In this major new study, the history of the French and British trading empires in the early modern Mediterranean is used as a setting to test a new approach to the history of ignorance: how can we understand the very act of ignoring - in political, economic, religious, cultural and scientific communication - as a fundamental trigger that sets knowledge in motion? Zwierlein explores whether the Scientific Revolution between 1650 and 1750 can be understood as just one of what were in fact many simultaneous epistemic movements and considers the role of the European empires in this phenomenon.

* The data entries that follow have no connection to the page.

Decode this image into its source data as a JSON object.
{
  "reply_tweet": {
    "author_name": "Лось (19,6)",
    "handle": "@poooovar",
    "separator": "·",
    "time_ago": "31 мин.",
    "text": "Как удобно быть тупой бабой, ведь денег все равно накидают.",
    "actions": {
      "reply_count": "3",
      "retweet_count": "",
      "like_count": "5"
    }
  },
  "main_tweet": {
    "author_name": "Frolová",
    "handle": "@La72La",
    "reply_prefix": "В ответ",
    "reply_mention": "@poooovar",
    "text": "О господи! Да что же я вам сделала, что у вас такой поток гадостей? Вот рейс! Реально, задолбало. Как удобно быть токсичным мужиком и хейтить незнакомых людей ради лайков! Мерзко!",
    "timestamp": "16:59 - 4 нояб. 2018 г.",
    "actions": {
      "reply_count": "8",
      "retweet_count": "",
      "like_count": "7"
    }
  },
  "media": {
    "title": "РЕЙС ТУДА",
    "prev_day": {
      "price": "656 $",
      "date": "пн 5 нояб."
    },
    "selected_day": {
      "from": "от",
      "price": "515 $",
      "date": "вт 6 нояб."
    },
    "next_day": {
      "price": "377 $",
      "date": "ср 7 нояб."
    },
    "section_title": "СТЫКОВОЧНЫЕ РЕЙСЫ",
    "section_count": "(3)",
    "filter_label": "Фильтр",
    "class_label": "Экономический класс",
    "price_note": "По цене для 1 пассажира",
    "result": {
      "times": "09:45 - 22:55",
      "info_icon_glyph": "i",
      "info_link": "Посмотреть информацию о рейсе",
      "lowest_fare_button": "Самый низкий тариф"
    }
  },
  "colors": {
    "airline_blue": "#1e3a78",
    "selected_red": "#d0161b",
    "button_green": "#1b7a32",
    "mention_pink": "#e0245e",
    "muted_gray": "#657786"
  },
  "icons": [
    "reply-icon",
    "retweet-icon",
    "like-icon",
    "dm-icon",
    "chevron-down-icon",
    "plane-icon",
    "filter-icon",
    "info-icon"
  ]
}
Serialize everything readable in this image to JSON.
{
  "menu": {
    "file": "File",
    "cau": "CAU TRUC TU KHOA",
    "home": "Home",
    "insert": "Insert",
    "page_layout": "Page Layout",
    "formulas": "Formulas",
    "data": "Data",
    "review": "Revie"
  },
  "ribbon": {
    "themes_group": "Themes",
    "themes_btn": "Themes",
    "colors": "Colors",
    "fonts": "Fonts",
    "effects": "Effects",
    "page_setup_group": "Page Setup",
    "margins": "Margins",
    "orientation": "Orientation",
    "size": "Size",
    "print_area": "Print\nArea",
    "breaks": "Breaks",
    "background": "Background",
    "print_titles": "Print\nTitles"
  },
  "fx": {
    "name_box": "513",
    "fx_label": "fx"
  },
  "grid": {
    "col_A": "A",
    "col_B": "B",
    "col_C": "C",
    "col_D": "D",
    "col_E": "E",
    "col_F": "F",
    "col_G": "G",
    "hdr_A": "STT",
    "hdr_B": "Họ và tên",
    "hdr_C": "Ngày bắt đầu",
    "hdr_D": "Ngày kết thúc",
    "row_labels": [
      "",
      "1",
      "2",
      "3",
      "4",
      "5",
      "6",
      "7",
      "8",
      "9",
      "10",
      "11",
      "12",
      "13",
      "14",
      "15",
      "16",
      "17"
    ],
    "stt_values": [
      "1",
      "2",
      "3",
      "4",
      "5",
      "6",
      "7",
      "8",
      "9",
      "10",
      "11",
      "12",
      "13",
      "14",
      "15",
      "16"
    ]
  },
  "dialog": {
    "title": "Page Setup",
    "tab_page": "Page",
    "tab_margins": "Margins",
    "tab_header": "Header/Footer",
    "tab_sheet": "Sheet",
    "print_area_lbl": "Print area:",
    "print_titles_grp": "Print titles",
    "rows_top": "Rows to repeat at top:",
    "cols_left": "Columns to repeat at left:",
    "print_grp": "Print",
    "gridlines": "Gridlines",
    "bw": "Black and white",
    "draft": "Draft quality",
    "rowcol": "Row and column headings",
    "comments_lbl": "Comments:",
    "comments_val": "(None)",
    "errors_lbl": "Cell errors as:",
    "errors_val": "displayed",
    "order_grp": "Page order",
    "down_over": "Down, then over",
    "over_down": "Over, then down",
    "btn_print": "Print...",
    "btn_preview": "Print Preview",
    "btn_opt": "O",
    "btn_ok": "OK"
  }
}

Deconstructing central categories like the mercantilist 'national', the exchange of 'confessions' between Western and Eastern Christians and the bridging of cultural gaps between European and Ottoman subjects, Zwierlein argues that understanding what was not known by historical agents can be just as important as the history of knowledge itself.

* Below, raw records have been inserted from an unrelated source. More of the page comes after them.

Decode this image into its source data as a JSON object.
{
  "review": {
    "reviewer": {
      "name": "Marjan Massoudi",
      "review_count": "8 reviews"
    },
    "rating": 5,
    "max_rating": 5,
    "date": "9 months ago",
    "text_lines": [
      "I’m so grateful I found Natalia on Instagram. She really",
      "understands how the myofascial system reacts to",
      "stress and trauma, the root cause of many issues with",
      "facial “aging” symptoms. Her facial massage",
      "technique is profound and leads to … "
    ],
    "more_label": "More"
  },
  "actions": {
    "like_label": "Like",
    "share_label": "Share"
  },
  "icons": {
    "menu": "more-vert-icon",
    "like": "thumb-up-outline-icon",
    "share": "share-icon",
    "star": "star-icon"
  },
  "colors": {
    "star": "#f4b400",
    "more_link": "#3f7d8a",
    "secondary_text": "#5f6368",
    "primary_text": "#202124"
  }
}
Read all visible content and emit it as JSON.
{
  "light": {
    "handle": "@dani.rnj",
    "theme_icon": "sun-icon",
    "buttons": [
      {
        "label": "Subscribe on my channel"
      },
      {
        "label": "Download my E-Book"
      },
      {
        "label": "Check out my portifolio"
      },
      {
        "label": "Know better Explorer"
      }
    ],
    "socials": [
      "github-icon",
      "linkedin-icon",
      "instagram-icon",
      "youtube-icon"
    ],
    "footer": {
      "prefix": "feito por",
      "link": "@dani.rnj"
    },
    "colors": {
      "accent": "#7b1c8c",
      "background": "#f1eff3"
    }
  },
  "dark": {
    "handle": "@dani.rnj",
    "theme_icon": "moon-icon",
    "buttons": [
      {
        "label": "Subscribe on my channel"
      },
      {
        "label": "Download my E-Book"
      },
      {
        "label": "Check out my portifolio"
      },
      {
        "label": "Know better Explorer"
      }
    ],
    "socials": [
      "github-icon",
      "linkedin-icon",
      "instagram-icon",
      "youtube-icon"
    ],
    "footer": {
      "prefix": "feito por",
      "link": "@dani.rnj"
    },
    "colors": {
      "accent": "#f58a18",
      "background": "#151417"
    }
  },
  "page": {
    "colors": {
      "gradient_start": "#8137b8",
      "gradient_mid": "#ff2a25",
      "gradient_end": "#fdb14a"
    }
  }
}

Cornel Zwierlein is a Professor in the Department of History at Bochum University, Germany. He completed his PhD in 2003 at the University of Munich. From 2013 to 2015 he was a Fellow at Harvard University's History Department (Henkel/EU) and in 2014 was a Fellow at the Centre for Research in the Arts, Social Sciences and Humanities (CRASSH) at the University of Cambridge.
Introduction; 1. Politics and economy: nationalizing economics; 2. Religion: empires ignoring, learning, forgetting religions; 3. History: how to cope with unconscious ignorance; 4. Science: Mediterranean empires and scientific unknowns; Conclusion; Bibliography.